* THE PROBLEM: Repeat the records exactly as given. Do not include the pictures.

* SUPPLIED INFORMATION:
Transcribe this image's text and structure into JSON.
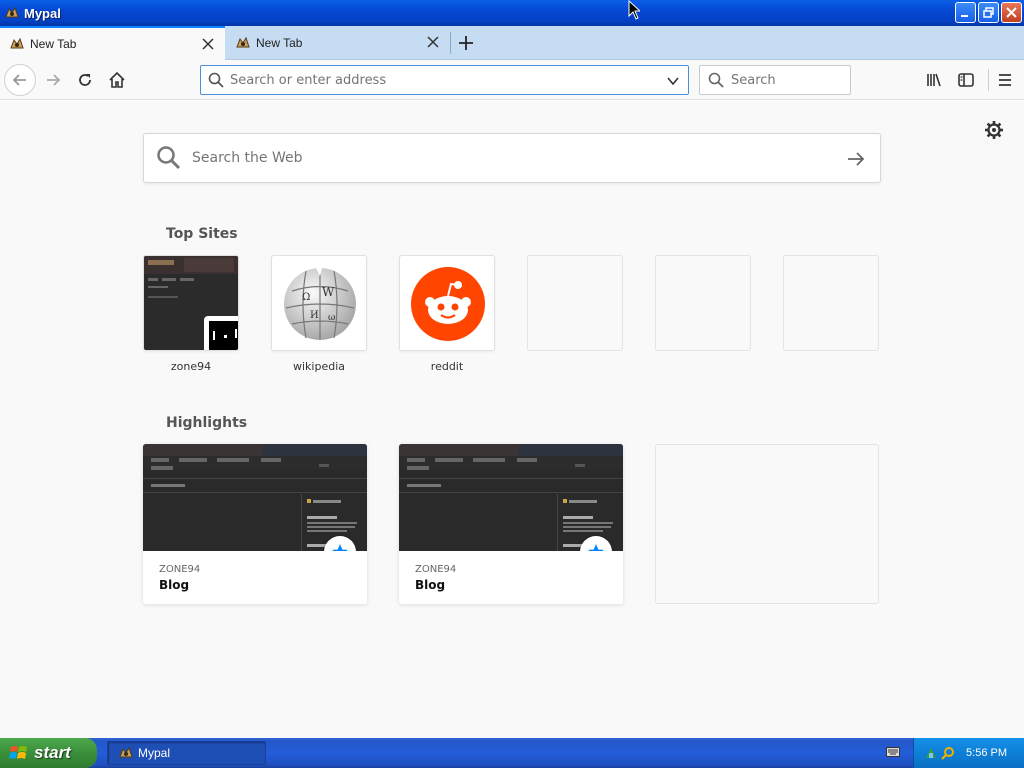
{
  "window": {
    "title": "Mypal"
  },
  "tabs": [
    {
      "label": "New Tab",
      "active": true
    },
    {
      "label": "New Tab",
      "active": false
    }
  ],
  "navbar": {
    "url_placeholder": "Search or enter address",
    "search_placeholder": "Search"
  },
  "newtab": {
    "web_search_placeholder": "Search the Web",
    "top_sites_title": "Top Sites",
    "top_sites": [
      {
        "label": "zone94"
      },
      {
        "label": "wikipedia"
      },
      {
        "label": "reddit"
      },
      {
        "label": ""
      },
      {
        "label": ""
      },
      {
        "label": ""
      }
    ],
    "highlights_title": "Highlights",
    "highlights": [
      {
        "site": "ZONE94",
        "title": "Blog"
      },
      {
        "site": "ZONE94",
        "title": "Blog"
      }
    ]
  },
  "taskbar": {
    "start_label": "start",
    "task_item": "Mypal",
    "clock": "5:56 PM"
  },
  "colors": {
    "accent": "#0a84ff",
    "reddit": "#ff4500",
    "star": "#0a84ff",
    "xp_titlebar": "#0548d4"
  }
}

* RESULT OF THE EXERCISE:
Transcribe this image's text and structure into JSON.
{
  "window": {
    "title": "Mypal"
  },
  "tabs": [
    {
      "label": "New Tab",
      "active": true
    },
    {
      "label": "New Tab",
      "active": false
    }
  ],
  "navbar": {
    "url_placeholder": "Search or enter address",
    "search_placeholder": "Search"
  },
  "newtab": {
    "web_search_placeholder": "Search the Web",
    "top_sites_title": "Top Sites",
    "top_sites": [
      {
        "label": "zone94"
      },
      {
        "label": "wikipedia"
      },
      {
        "label": "reddit"
      },
      {
        "label": ""
      },
      {
        "label": ""
      },
      {
        "label": ""
      }
    ],
    "highlights_title": "Highlights",
    "highlights": [
      {
        "site": "ZONE94",
        "title": "Blog"
      },
      {
        "site": "ZONE94",
        "title": "Blog"
      }
    ]
  },
  "taskbar": {
    "start_label": "start",
    "task_item": "Mypal",
    "clock": "5:56 PM"
  },
  "colors": {
    "accent": "#0a84ff",
    "reddit": "#ff4500",
    "star": "#0a84ff",
    "xp_titlebar": "#0548d4"
  }
}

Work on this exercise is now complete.